RECORDED INFORMATION:
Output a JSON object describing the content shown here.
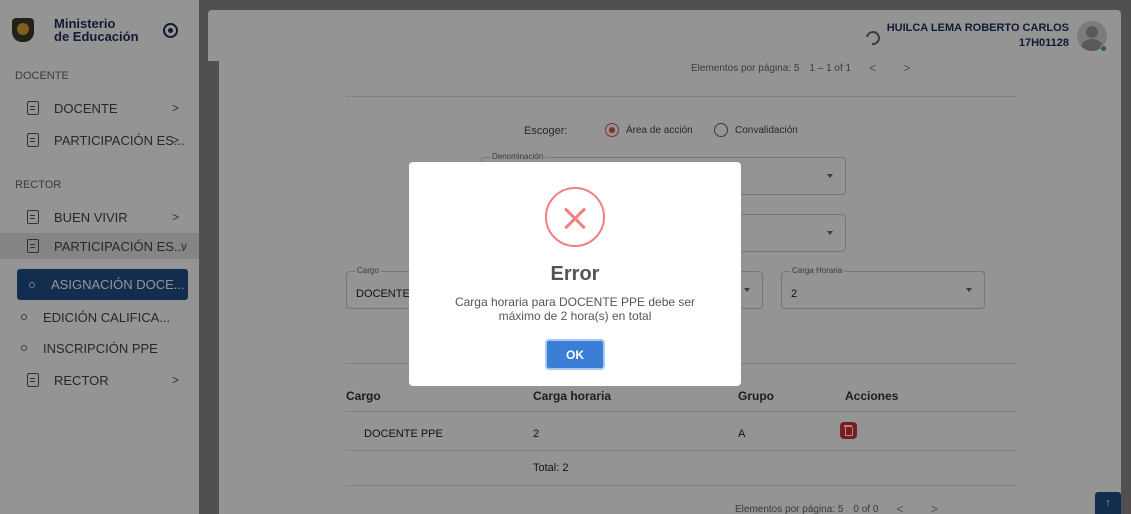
{
  "brand": {
    "line1": "Ministerio",
    "line2": "de Educación"
  },
  "sidebar": {
    "section_docente": "DOCENTE",
    "section_rector": "RECTOR",
    "items": [
      {
        "label": "DOCENTE",
        "chevron": ">"
      },
      {
        "label": "PARTICIPACIÓN ES...",
        "chevron": ">"
      },
      {
        "label": "BUEN VIVIR",
        "chevron": ">"
      },
      {
        "label": "PARTICIPACIÓN ES...",
        "chevron": "v"
      },
      {
        "label": "RECTOR",
        "chevron": ">"
      }
    ],
    "sub_items": [
      {
        "label": "ASIGNACIÓN DOCE..."
      },
      {
        "label": "EDICIÓN CALIFICA..."
      },
      {
        "label": "INSCRIPCIÓN PPE"
      }
    ]
  },
  "topbar": {
    "user_name": "HUILCA LEMA ROBERTO CARLOS",
    "user_code": "17H01128"
  },
  "main": {
    "pager_top": {
      "label": "Elementos por página: 5",
      "range": "1 – 1 of 1",
      "nav": "< >"
    },
    "choose_label": "Escoger:",
    "radio_area": "Área de acción",
    "radio_conv": "Convalidación",
    "field_denominacion": {
      "label": "Denominación",
      "value": ""
    },
    "field_cargo": {
      "label": "Cargo",
      "value": "DOCENTE PPE"
    },
    "field_carga": {
      "label": "Carga Horaria",
      "value": "2"
    },
    "table": {
      "headers": [
        "Cargo",
        "Carga horaria",
        "Grupo",
        "Acciones"
      ],
      "rows": [
        {
          "cargo": "DOCENTE PPE",
          "carga": "2",
          "grupo": "A"
        }
      ],
      "total": "Total: 2"
    },
    "pager_bottom": {
      "label": "Elementos por página: 5",
      "range": "0 of 0",
      "nav": "< >"
    },
    "scroll_top": "↑"
  },
  "modal": {
    "title": "Error",
    "message": "Carga horaria para DOCENTE PPE debe ser máximo de 2 hora(s) en total",
    "ok_label": "OK"
  },
  "colors": {
    "primary": "#1f4e86",
    "error": "#f08080",
    "ok_button": "#3a7fd5",
    "delete": "#d93030"
  }
}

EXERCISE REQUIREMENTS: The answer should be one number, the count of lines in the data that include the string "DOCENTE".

SOLUTION FOR THIS PROBLEM: 5